ASSIGNMENT
Word by word and line by line, write out all of the records.

(DATA)

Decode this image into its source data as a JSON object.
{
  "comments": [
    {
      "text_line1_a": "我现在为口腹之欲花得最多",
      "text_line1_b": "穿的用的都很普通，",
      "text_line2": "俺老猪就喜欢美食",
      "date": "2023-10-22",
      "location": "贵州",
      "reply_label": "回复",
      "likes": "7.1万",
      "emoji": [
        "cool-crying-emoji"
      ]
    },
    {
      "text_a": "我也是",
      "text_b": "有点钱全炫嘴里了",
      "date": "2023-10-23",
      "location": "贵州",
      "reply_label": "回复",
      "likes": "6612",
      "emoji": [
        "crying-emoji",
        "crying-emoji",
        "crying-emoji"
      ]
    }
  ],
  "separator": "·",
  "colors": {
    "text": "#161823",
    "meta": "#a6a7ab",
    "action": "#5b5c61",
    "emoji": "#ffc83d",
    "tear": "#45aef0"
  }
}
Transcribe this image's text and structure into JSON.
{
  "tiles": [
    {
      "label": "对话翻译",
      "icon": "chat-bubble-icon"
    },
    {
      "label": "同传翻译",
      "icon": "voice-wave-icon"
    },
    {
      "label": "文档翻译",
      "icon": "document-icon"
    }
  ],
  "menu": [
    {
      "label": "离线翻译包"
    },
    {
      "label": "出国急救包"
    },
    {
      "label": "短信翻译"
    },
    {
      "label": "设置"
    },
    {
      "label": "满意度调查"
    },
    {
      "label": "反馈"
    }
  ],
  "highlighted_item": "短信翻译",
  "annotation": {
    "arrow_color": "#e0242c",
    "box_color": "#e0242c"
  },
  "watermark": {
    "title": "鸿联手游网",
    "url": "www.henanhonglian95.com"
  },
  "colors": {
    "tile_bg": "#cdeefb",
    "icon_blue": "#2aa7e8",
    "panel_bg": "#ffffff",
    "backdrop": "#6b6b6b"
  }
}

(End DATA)

EXERCISE ANSWER
Decode this image into its source data as a JSON object.
{
  "comments": [
    {
      "text_line1_a": "我现在为口腹之欲花得最多",
      "text_line1_b": "穿的用的都很普通，",
      "text_line2": "俺老猪就喜欢美食",
      "date": "2023-10-22",
      "location": "贵州",
      "reply_label": "回复",
      "likes": "7.1万",
      "emoji": [
        "cool-crying-emoji"
      ]
    },
    {
      "text_a": "我也是",
      "text_b": "有点钱全炫嘴里了",
      "date": "2023-10-23",
      "location": "贵州",
      "reply_label": "回复",
      "likes": "6612",
      "emoji": [
        "crying-emoji",
        "crying-emoji",
        "crying-emoji"
      ]
    }
  ],
  "separator": "·",
  "colors": {
    "text": "#161823",
    "meta": "#a6a7ab",
    "action": "#5b5c61",
    "emoji": "#ffc83d",
    "tear": "#45aef0"
  }
}
Transcribe this image's text and structure into JSON.
{
  "tiles": [
    {
      "label": "对话翻译",
      "icon": "chat-bubble-icon"
    },
    {
      "label": "同传翻译",
      "icon": "voice-wave-icon"
    },
    {
      "label": "文档翻译",
      "icon": "document-icon"
    }
  ],
  "menu": [
    {
      "label": "离线翻译包"
    },
    {
      "label": "出国急救包"
    },
    {
      "label": "短信翻译"
    },
    {
      "label": "设置"
    },
    {
      "label": "满意度调查"
    },
    {
      "label": "反馈"
    }
  ],
  "highlighted_item": "短信翻译",
  "annotation": {
    "arrow_color": "#e0242c",
    "box_color": "#e0242c"
  },
  "watermark": {
    "title": "鸿联手游网",
    "url": "www.henanhonglian95.com"
  },
  "colors": {
    "tile_bg": "#cdeefb",
    "icon_blue": "#2aa7e8",
    "panel_bg": "#ffffff",
    "backdrop": "#6b6b6b"
  }
}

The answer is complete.